*** Records to use ***

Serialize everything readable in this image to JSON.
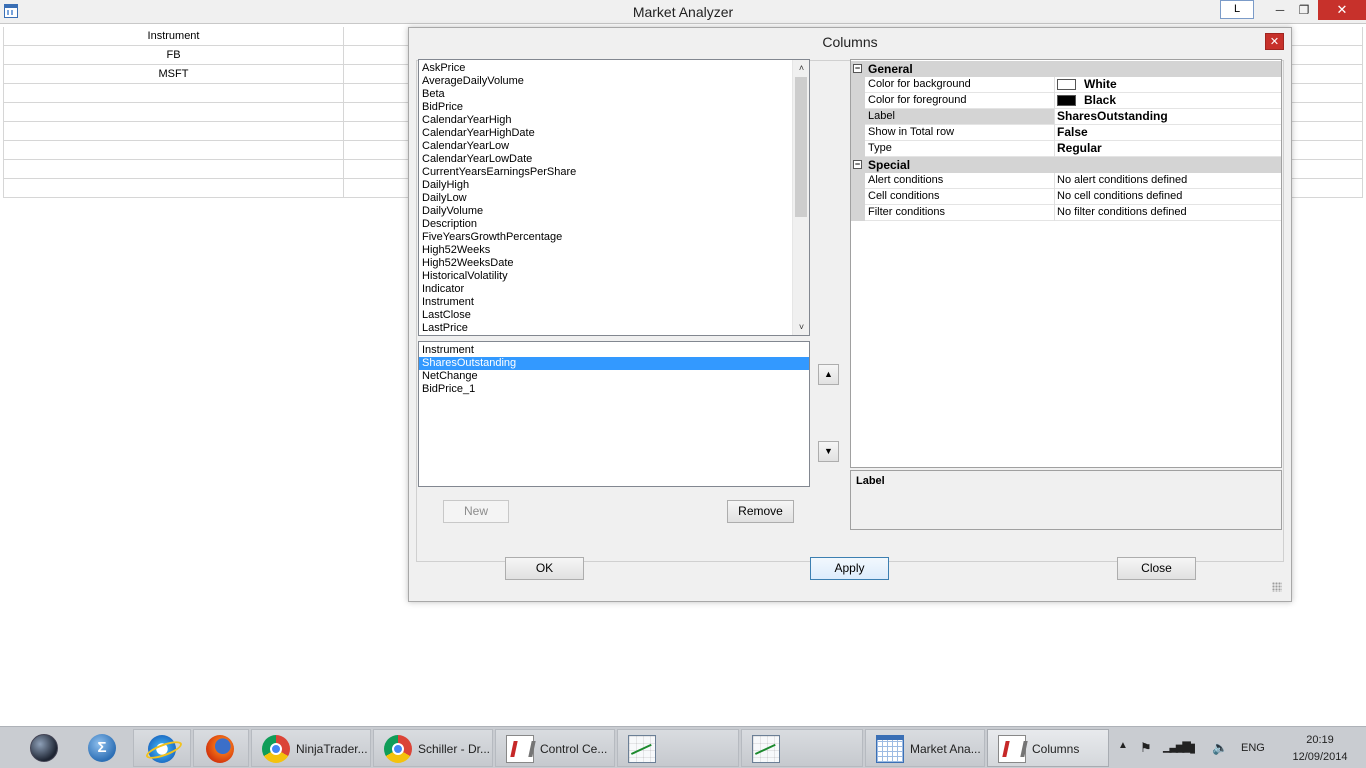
{
  "window": {
    "title": "Market Analyzer",
    "link_button": "L",
    "min_glyph": "─",
    "max_glyph": "❐",
    "close_glyph": "✕"
  },
  "grid": {
    "header": "Instrument",
    "rows": [
      "FB",
      "MSFT"
    ]
  },
  "dialog": {
    "title": "Columns",
    "close_glyph": "✕",
    "available_columns": [
      "AskPrice",
      "AverageDailyVolume",
      "Beta",
      "BidPrice",
      "CalendarYearHigh",
      "CalendarYearHighDate",
      "CalendarYearLow",
      "CalendarYearLowDate",
      "CurrentYearsEarningsPerShare",
      "DailyHigh",
      "DailyLow",
      "DailyVolume",
      "Description",
      "FiveYearsGrowthPercentage",
      "High52Weeks",
      "High52WeeksDate",
      "HistoricalVolatility",
      "Indicator",
      "Instrument",
      "LastClose",
      "LastPrice"
    ],
    "selected_columns": [
      "Instrument",
      "SharesOutstanding",
      "NetChange",
      "BidPrice_1"
    ],
    "selected_index": 1,
    "buttons": {
      "new": "New",
      "remove": "Remove",
      "up_glyph": "▲",
      "down_glyph": "▼",
      "ok": "OK",
      "apply": "Apply",
      "close": "Close"
    },
    "properties": {
      "general": {
        "label": "General",
        "rows": [
          {
            "key": "Color for background",
            "value": "White",
            "swatch": "#ffffff"
          },
          {
            "key": "Color for foreground",
            "value": "Black",
            "swatch": "#000000"
          },
          {
            "key": "Label",
            "value": "SharesOutstanding"
          },
          {
            "key": "Show in Total row",
            "value": "False"
          },
          {
            "key": "Type",
            "value": "Regular"
          }
        ]
      },
      "special": {
        "label": "Special",
        "rows": [
          {
            "key": "Alert conditions",
            "value": "No alert conditions defined"
          },
          {
            "key": "Cell conditions",
            "value": "No cell conditions defined"
          },
          {
            "key": "Filter conditions",
            "value": "No filter conditions defined"
          }
        ]
      },
      "collapse_glyph": "−",
      "description_title": "Label"
    }
  },
  "taskbar": {
    "items": [
      {
        "icon": "globe-icon",
        "label": ""
      },
      {
        "icon": "sigma-icon",
        "label": ""
      },
      {
        "icon": "internet-explorer-icon",
        "label": ""
      },
      {
        "icon": "firefox-icon",
        "label": ""
      },
      {
        "icon": "chrome-icon",
        "label": "NinjaTrader..."
      },
      {
        "icon": "chrome-icon",
        "label": "Schiller - Dr..."
      },
      {
        "icon": "ninjatrader-icon",
        "label": "Control Ce..."
      },
      {
        "icon": "chart-icon",
        "label": ""
      },
      {
        "icon": "chart-icon",
        "label": ""
      },
      {
        "icon": "market-analyzer-icon",
        "label": "Market Ana..."
      },
      {
        "icon": "ninjatrader-icon",
        "label": "Columns"
      }
    ],
    "tray": {
      "language": "ENG",
      "time": "20:19",
      "date": "12/09/2014"
    }
  }
}
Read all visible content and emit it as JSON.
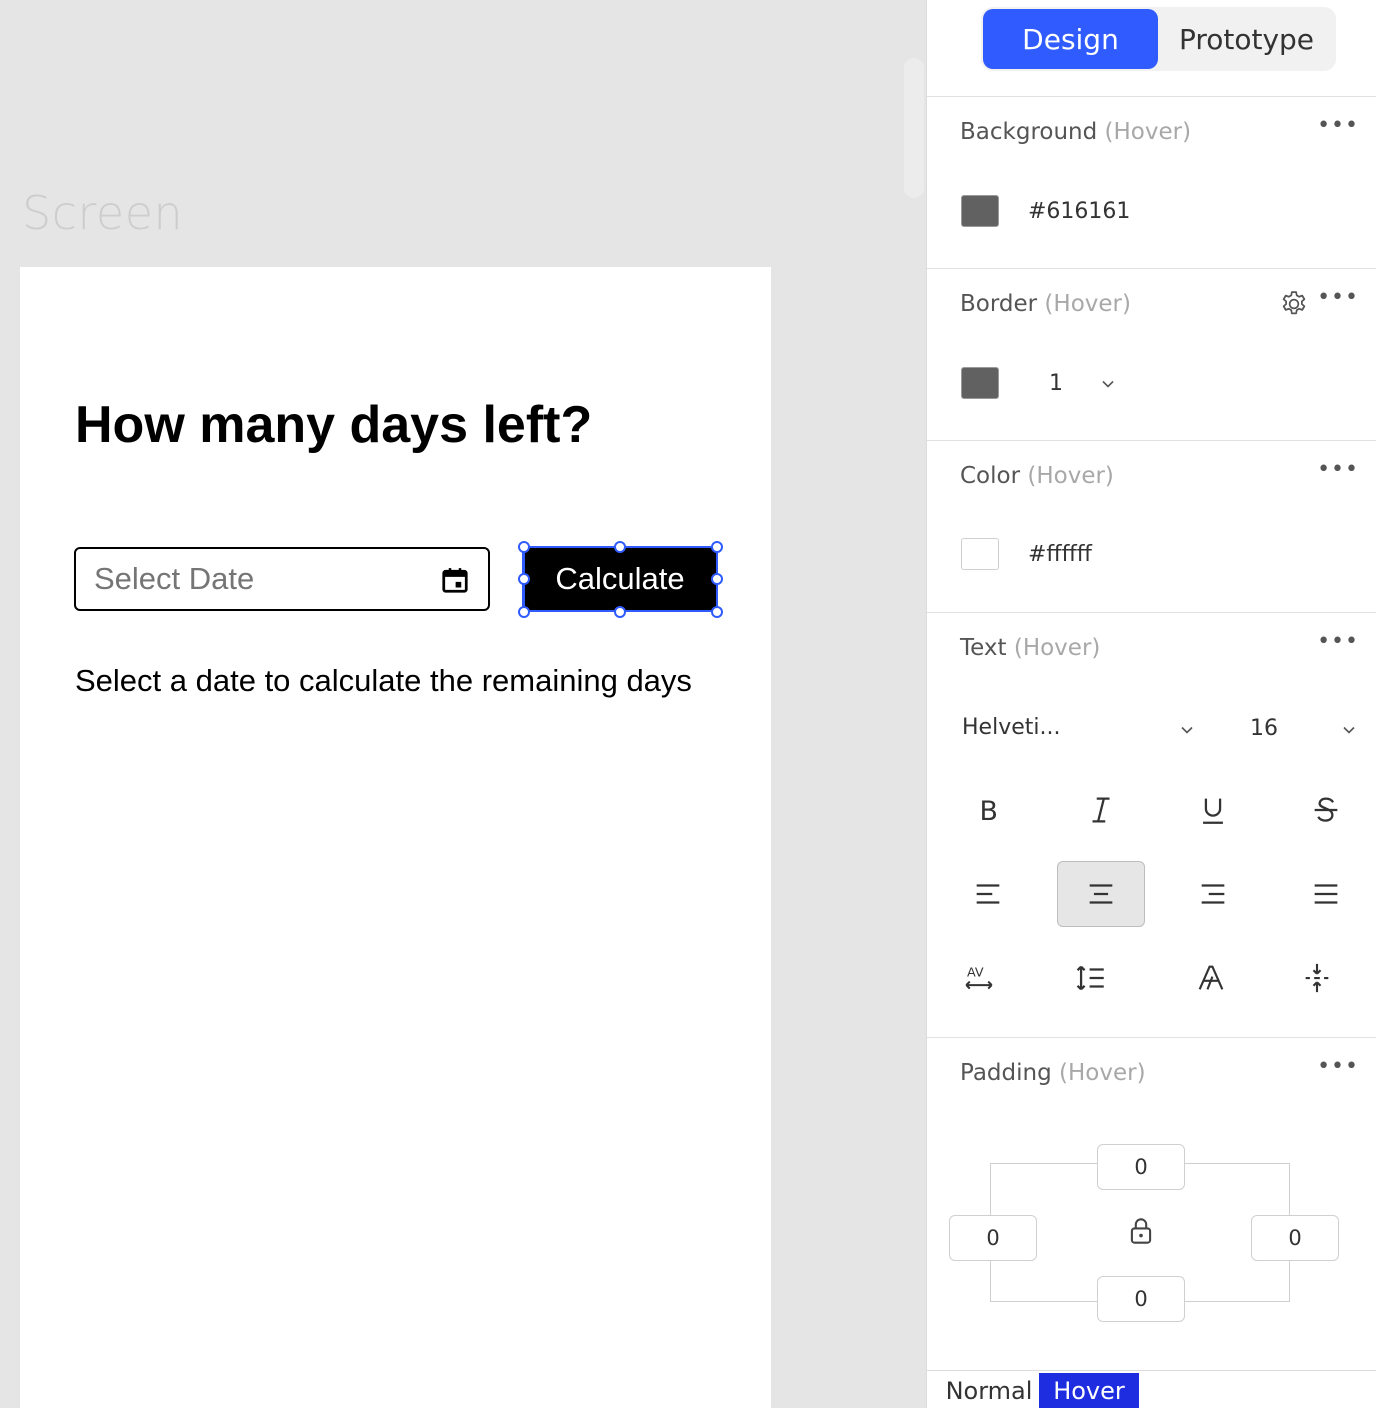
{
  "canvas": {
    "frame_label": "Screen",
    "app": {
      "title": "How many days left?",
      "date_placeholder": "Select Date",
      "calculate_label": "Calculate",
      "helper_text": "Select a date to calculate the remaining days"
    }
  },
  "panel": {
    "mode_tabs": [
      "Design",
      "Prototype"
    ],
    "active_mode": "Design",
    "state_label": "(Hover)",
    "more_label": "•••",
    "background": {
      "title": "Background",
      "color": "#616161",
      "value": "#616161"
    },
    "border": {
      "title": "Border",
      "color": "#616161",
      "width": "1"
    },
    "color": {
      "title": "Color",
      "color": "#ffffff",
      "value": "#ffffff"
    },
    "text": {
      "title": "Text",
      "font": "Helveti...",
      "size": "16",
      "style_buttons": [
        "bold-icon",
        "italic-icon",
        "underline-icon",
        "strikethrough-icon"
      ],
      "align_buttons": [
        "align-left-icon",
        "align-center-icon",
        "align-right-icon",
        "align-justify-icon"
      ],
      "active_align": "align-center-icon",
      "extra_buttons": [
        "letter-spacing-icon",
        "line-height-icon",
        "text-outline-icon",
        "vertical-spacing-icon"
      ]
    },
    "padding": {
      "title": "Padding",
      "top": "0",
      "right": "0",
      "bottom": "0",
      "left": "0"
    },
    "states": [
      "Normal",
      "Hover"
    ],
    "active_state": "Hover"
  }
}
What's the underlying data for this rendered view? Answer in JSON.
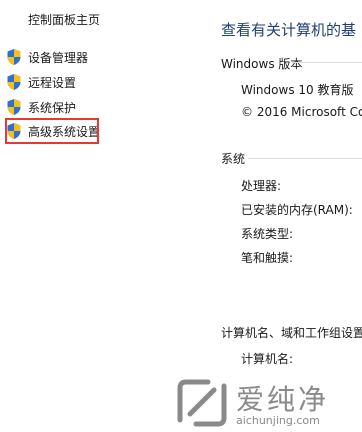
{
  "sidebar": {
    "home_link": "控制面板主页",
    "items": [
      {
        "label": "设备管理器",
        "icon": "uac-shield-icon"
      },
      {
        "label": "远程设置",
        "icon": "uac-shield-icon"
      },
      {
        "label": "系统保护",
        "icon": "uac-shield-icon"
      },
      {
        "label": "高级系统设置",
        "icon": "uac-shield-icon",
        "highlighted": true
      }
    ],
    "highlight_color": "#e53935"
  },
  "main": {
    "title": "查看有关计算机的基",
    "windows_edition": {
      "heading": "Windows 版本",
      "edition": "Windows 10 教育版",
      "copyright": "© 2016 Microsoft Co"
    },
    "system": {
      "heading": "系统",
      "rows": [
        {
          "label": "处理器:"
        },
        {
          "label": "已安装的内存(RAM):"
        },
        {
          "label": "系统类型:"
        },
        {
          "label": "笔和触摸:"
        }
      ]
    },
    "computer_name": {
      "heading": "计算机名、域和工作组设置",
      "rows": [
        {
          "label": "计算机名:"
        }
      ]
    }
  },
  "watermark": {
    "text": "爱纯净",
    "url": "aichunjing.com"
  },
  "colors": {
    "title": "#1e3f7a",
    "shield_blue": "#2f6fd1",
    "shield_yellow": "#f2c21b"
  }
}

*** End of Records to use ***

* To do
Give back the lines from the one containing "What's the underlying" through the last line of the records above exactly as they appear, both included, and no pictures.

* Task result
What's the underlying data for this rendered view? Answer in JSON.
{
  "sidebar": {
    "home_link": "控制面板主页",
    "items": [
      {
        "label": "设备管理器",
        "icon": "uac-shield-icon"
      },
      {
        "label": "远程设置",
        "icon": "uac-shield-icon"
      },
      {
        "label": "系统保护",
        "icon": "uac-shield-icon"
      },
      {
        "label": "高级系统设置",
        "icon": "uac-shield-icon",
        "highlighted": true
      }
    ],
    "highlight_color": "#e53935"
  },
  "main": {
    "title": "查看有关计算机的基",
    "windows_edition": {
      "heading": "Windows 版本",
      "edition": "Windows 10 教育版",
      "copyright": "© 2016 Microsoft Co"
    },
    "system": {
      "heading": "系统",
      "rows": [
        {
          "label": "处理器:"
        },
        {
          "label": "已安装的内存(RAM):"
        },
        {
          "label": "系统类型:"
        },
        {
          "label": "笔和触摸:"
        }
      ]
    },
    "computer_name": {
      "heading": "计算机名、域和工作组设置",
      "rows": [
        {
          "label": "计算机名:"
        }
      ]
    }
  },
  "watermark": {
    "text": "爱纯净",
    "url": "aichunjing.com"
  },
  "colors": {
    "title": "#1e3f7a",
    "shield_blue": "#2f6fd1",
    "shield_yellow": "#f2c21b"
  }
}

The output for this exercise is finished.